Arctic climate is changing faster than elsewhere, and climate is the average of the weather. Weather is made up of processes in the atmosphere on scales from meters to hundreds of kilometers, and understanding these processes improves understanding both of Arctic climate and its weather. Ultimately, how the air moves and transforms over the Arctic determines the formation of clouds, modifying the surface energy budgets that determines how the ice moves, melts or freezes.
Atmospheric observations are very sparse in the Arctic Ocean and one aim of the Arctic Climate Across Scales (ACAS) project is increased capacity to observe the Arctic atmosphere through developing observing platforms for semi-unattended use on the icebreaker Oden. The main targets of ACAS were to observe the lower troposphere’s vertical structure, the part of the atmosphere closest to the earth and what happens there. The project has emphasis on clouds, and the exchange of heat, gases and momentum at the surface, using in situ and remote sensing instruments.
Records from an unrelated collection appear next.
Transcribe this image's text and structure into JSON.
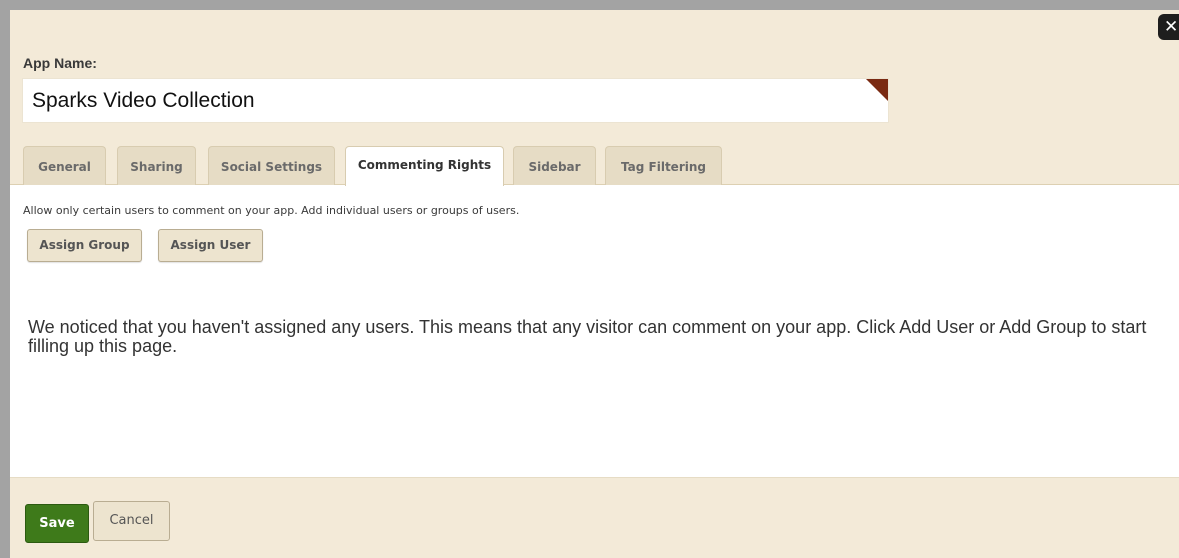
{
  "dialog": {
    "close_glyph": "✕"
  },
  "app_name": {
    "label": "App Name:",
    "value": "Sparks Video Collection"
  },
  "tabs": [
    {
      "label": "General",
      "active": false
    },
    {
      "label": "Sharing",
      "active": false
    },
    {
      "label": "Social Settings",
      "active": false
    },
    {
      "label": "Commenting Rights",
      "active": true
    },
    {
      "label": "Sidebar",
      "active": false
    },
    {
      "label": "Tag Filtering",
      "active": false
    }
  ],
  "commenting_rights": {
    "description": "Allow only certain users to comment on your app. Add individual users or groups of users.",
    "assign_group_label": "Assign Group",
    "assign_user_label": "Assign User",
    "notice": "We noticed that you haven't assigned any users. This means that any visitor can comment on your app. Click Add User or Add Group to start filling up this page."
  },
  "footer": {
    "save_label": "Save",
    "cancel_label": "Cancel"
  },
  "colors": {
    "panel_bg": "#f3ead8",
    "save_green": "#3e7a1a",
    "field_corner": "#7a2a12"
  }
}
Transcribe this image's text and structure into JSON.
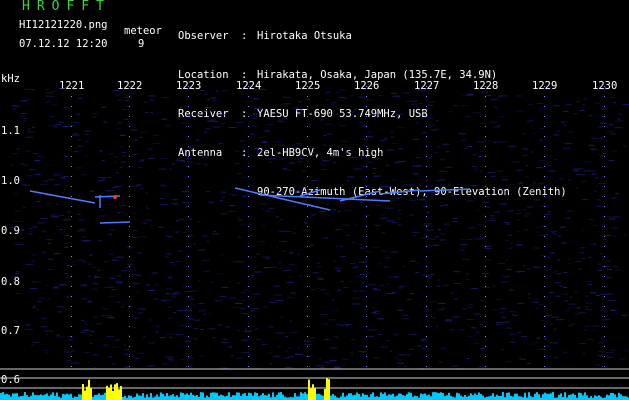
{
  "header": {
    "brand": "HROFFT",
    "filename": "HI12121220.png",
    "meteor_label": "meteor",
    "datetime": "07.12.12 12:20",
    "meteor_count": "9"
  },
  "info": [
    {
      "key": "Observer",
      "value": "Hirotaka Otsuka"
    },
    {
      "key": "Location",
      "value": "Hirakata, Osaka, Japan (135.7E, 34.9N)"
    },
    {
      "key": "Receiver",
      "value": "YAESU FT-690 53.749MHz, USB"
    },
    {
      "key": "Antenna",
      "value": "2el-HB9CV, 4m's high"
    },
    {
      "key": "",
      "value": "90-270-Azimuth (East-West), 90-Elevation (Zenith)"
    }
  ],
  "axis": {
    "y_unit": "kHz",
    "x_ticks": [
      "1221",
      "1222",
      "1223",
      "1224",
      "1225",
      "1226",
      "1227",
      "1228",
      "1229",
      "1230"
    ],
    "y_ticks": [
      "1.1",
      "1.0",
      "0.9",
      "0.8",
      "0.7",
      "0.6"
    ]
  },
  "colors": {
    "background": "#000000",
    "noise": "#1a1a6e",
    "signal": "#4f7cff",
    "grid": "#d0d0d0",
    "level": "#ffff00",
    "level_low": "#00c8ff",
    "brand": "#3fd23f"
  }
}
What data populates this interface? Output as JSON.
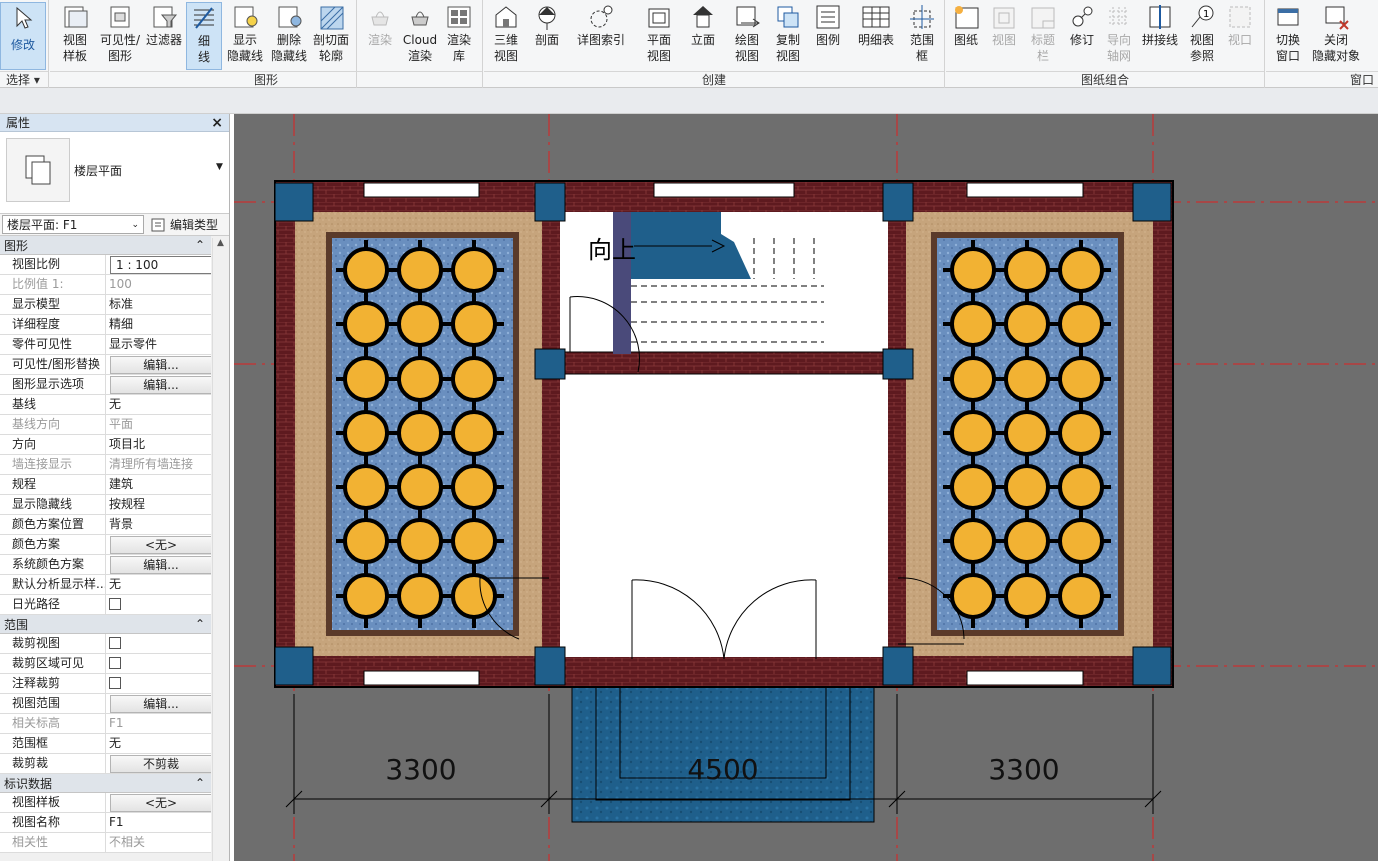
{
  "ribbon": {
    "buttons": [
      {
        "label": "修改",
        "icon": "modify-icon"
      },
      {
        "label": "视图\n样板",
        "icon": "view-template-icon"
      },
      {
        "label": "可见性/\n图形",
        "icon": "visibility-graphics-icon"
      },
      {
        "label": "过滤器",
        "icon": "filter-icon"
      },
      {
        "label": "细\n线",
        "icon": "thin-lines-icon"
      },
      {
        "label": "显示\n隐藏线",
        "icon": "show-hidden-lines-icon"
      },
      {
        "label": "删除\n隐藏线",
        "icon": "remove-hidden-lines-icon"
      },
      {
        "label": "剖切面\n轮廓",
        "icon": "cut-profile-icon"
      },
      {
        "label": "渲染",
        "icon": "render-icon"
      },
      {
        "label": "Cloud\n渲染",
        "icon": "cloud-render-icon"
      },
      {
        "label": "渲染\n库",
        "icon": "render-gallery-icon"
      },
      {
        "label": "三维\n视图",
        "icon": "3d-view-icon"
      },
      {
        "label": "剖面",
        "icon": "section-icon"
      },
      {
        "label": "详图索引",
        "icon": "callout-icon"
      },
      {
        "label": "平面\n视图",
        "icon": "plan-view-icon"
      },
      {
        "label": "立面",
        "icon": "elevation-icon"
      },
      {
        "label": "绘图\n视图",
        "icon": "drafting-view-icon"
      },
      {
        "label": "复制\n视图",
        "icon": "duplicate-view-icon"
      },
      {
        "label": "图例",
        "icon": "legend-icon"
      },
      {
        "label": "明细表",
        "icon": "schedule-icon"
      },
      {
        "label": "范围\n框",
        "icon": "scope-box-icon"
      },
      {
        "label": "图纸",
        "icon": "sheet-icon"
      },
      {
        "label": "视图",
        "icon": "view-icon"
      },
      {
        "label": "标题\n栏",
        "icon": "title-block-icon"
      },
      {
        "label": "修订",
        "icon": "revision-icon"
      },
      {
        "label": "导向\n轴网",
        "icon": "guide-grid-icon"
      },
      {
        "label": "拼接线",
        "icon": "matchline-icon"
      },
      {
        "label": "视图\n参照",
        "icon": "view-reference-icon"
      },
      {
        "label": "视口",
        "icon": "viewport-icon"
      },
      {
        "label": "切换\n窗口",
        "icon": "switch-windows-icon"
      },
      {
        "label": "关闭\n隐藏对象",
        "icon": "close-hidden-icon"
      }
    ],
    "groups": [
      "选择",
      "图形",
      "创建",
      "图纸组合",
      "窗口"
    ]
  },
  "properties": {
    "title": "属性",
    "type_name": "楼层平面",
    "selector": "楼层平面: F1",
    "edit_type": "编辑类型",
    "categories": [
      {
        "name": "图形",
        "rows": [
          {
            "k": "视图比例",
            "v": "1 : 100",
            "t": "input"
          },
          {
            "k": "比例值 1:",
            "v": "100",
            "t": "gray"
          },
          {
            "k": "显示模型",
            "v": "标准"
          },
          {
            "k": "详细程度",
            "v": "精细"
          },
          {
            "k": "零件可见性",
            "v": "显示零件"
          },
          {
            "k": "可见性/图形替换",
            "v": "编辑...",
            "t": "button"
          },
          {
            "k": "图形显示选项",
            "v": "编辑...",
            "t": "button"
          },
          {
            "k": "基线",
            "v": "无"
          },
          {
            "k": "基线方向",
            "v": "平面",
            "t": "gray"
          },
          {
            "k": "方向",
            "v": "项目北"
          },
          {
            "k": "墙连接显示",
            "v": "清理所有墙连接",
            "t": "gray"
          },
          {
            "k": "规程",
            "v": "建筑"
          },
          {
            "k": "显示隐藏线",
            "v": "按规程"
          },
          {
            "k": "颜色方案位置",
            "v": "背景"
          },
          {
            "k": "颜色方案",
            "v": "<无>",
            "t": "button"
          },
          {
            "k": "系统颜色方案",
            "v": "编辑...",
            "t": "button"
          },
          {
            "k": "默认分析显示样...",
            "v": "无"
          },
          {
            "k": "日光路径",
            "v": "",
            "t": "check"
          }
        ]
      },
      {
        "name": "范围",
        "rows": [
          {
            "k": "裁剪视图",
            "v": "",
            "t": "check"
          },
          {
            "k": "裁剪区域可见",
            "v": "",
            "t": "check"
          },
          {
            "k": "注释裁剪",
            "v": "",
            "t": "check"
          },
          {
            "k": "视图范围",
            "v": "编辑...",
            "t": "button"
          },
          {
            "k": "相关标高",
            "v": "F1",
            "t": "gray"
          },
          {
            "k": "范围框",
            "v": "无"
          },
          {
            "k": "裁剪裁",
            "v": "不剪裁",
            "t": "button"
          }
        ]
      },
      {
        "name": "标识数据",
        "rows": [
          {
            "k": "视图样板",
            "v": "<无>",
            "t": "button"
          },
          {
            "k": "视图名称",
            "v": "F1"
          },
          {
            "k": "相关性",
            "v": "不相关",
            "t": "gray"
          }
        ]
      }
    ]
  },
  "drawing": {
    "stair_label": "向上",
    "dimensions": [
      "3300",
      "4500",
      "3300"
    ]
  }
}
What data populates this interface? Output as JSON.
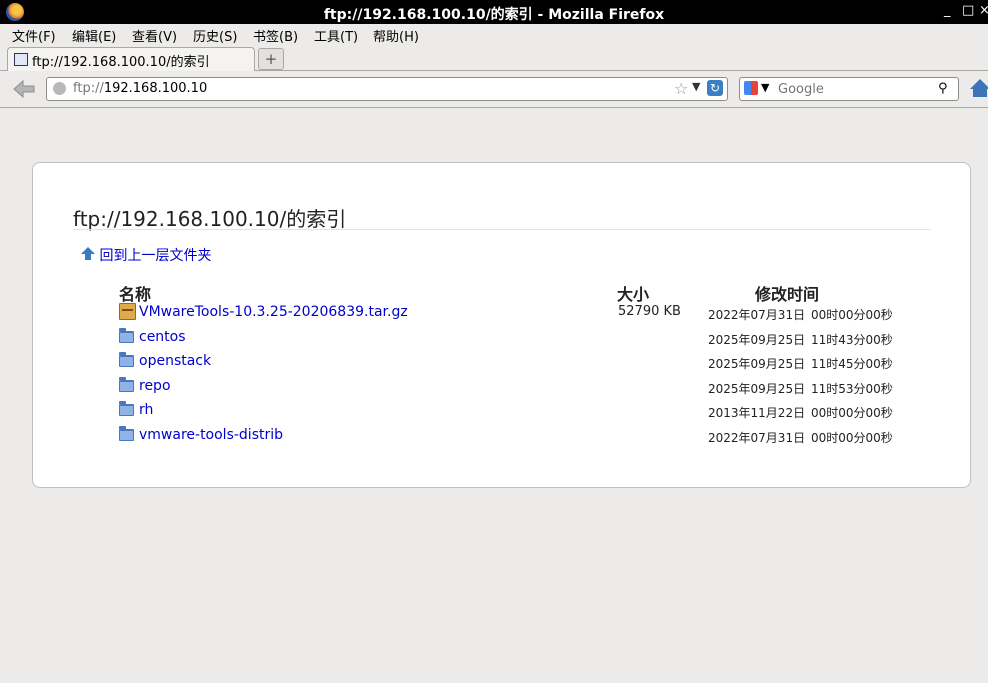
{
  "window": {
    "title": "ftp://192.168.100.10/的索引 - Mozilla Firefox",
    "controls": {
      "minimize": "_",
      "maximize": "□",
      "close": "×"
    }
  },
  "menubar": {
    "items": [
      {
        "label": "文件(F)"
      },
      {
        "label": "编辑(E)"
      },
      {
        "label": "查看(V)"
      },
      {
        "label": "历史(S)"
      },
      {
        "label": "书签(B)"
      },
      {
        "label": "工具(T)"
      },
      {
        "label": "帮助(H)"
      }
    ]
  },
  "tabs": [
    {
      "label": "ftp://192.168.100.10/的索引"
    }
  ],
  "newtab": {
    "symbol": "+"
  },
  "navbar": {
    "url_protocol": "ftp://",
    "url_host": "192.168.100.10",
    "search_placeholder": "Google"
  },
  "page": {
    "heading": "ftp://192.168.100.10/的索引",
    "up_link": "回到上一层文件夹",
    "columns": {
      "name": "名称",
      "size": "大小",
      "modified": "修改时间"
    },
    "rows": [
      {
        "name": "VMwareTools-10.3.25-20206839.tar.gz",
        "type": "file",
        "size": "52790 KB",
        "date": "2022年07月31日",
        "time": "00时00分00秒"
      },
      {
        "name": "centos",
        "type": "folder",
        "size": "",
        "date": "2025年09月25日",
        "time": "11时43分00秒"
      },
      {
        "name": "openstack",
        "type": "folder",
        "size": "",
        "date": "2025年09月25日",
        "time": "11时45分00秒"
      },
      {
        "name": "repo",
        "type": "folder",
        "size": "",
        "date": "2025年09月25日",
        "time": "11时53分00秒"
      },
      {
        "name": "rh",
        "type": "folder",
        "size": "",
        "date": "2013年11月22日",
        "time": "00时00分00秒"
      },
      {
        "name": "vmware-tools-distrib",
        "type": "folder",
        "size": "",
        "date": "2022年07月31日",
        "time": "00时00分00秒"
      }
    ]
  },
  "colors": {
    "link": "#0000cc",
    "folder": "#4a78bd",
    "titlebar": "#000000"
  }
}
ACAS also collaborated with the Polar Prediction Project’s “Year of Polar Prediction” (PPP/YOPP), internationally sharing observations in near-real time to improve weather forecasting.
We followed the development of the surface energy budget from the seasonal melt into the freeze-up that we determined started at the beginning of September. Our first results show how – counterintuitively – the surface loses energy and the temperature drops as clouds dissipate and solar radiation increases, due to the effects of the clouds on the thermal radiation.
Department of Meteorology,
- Knut and Alice Wallenberg Foundation
- Bolin Center for Climate Research
- Environment Canada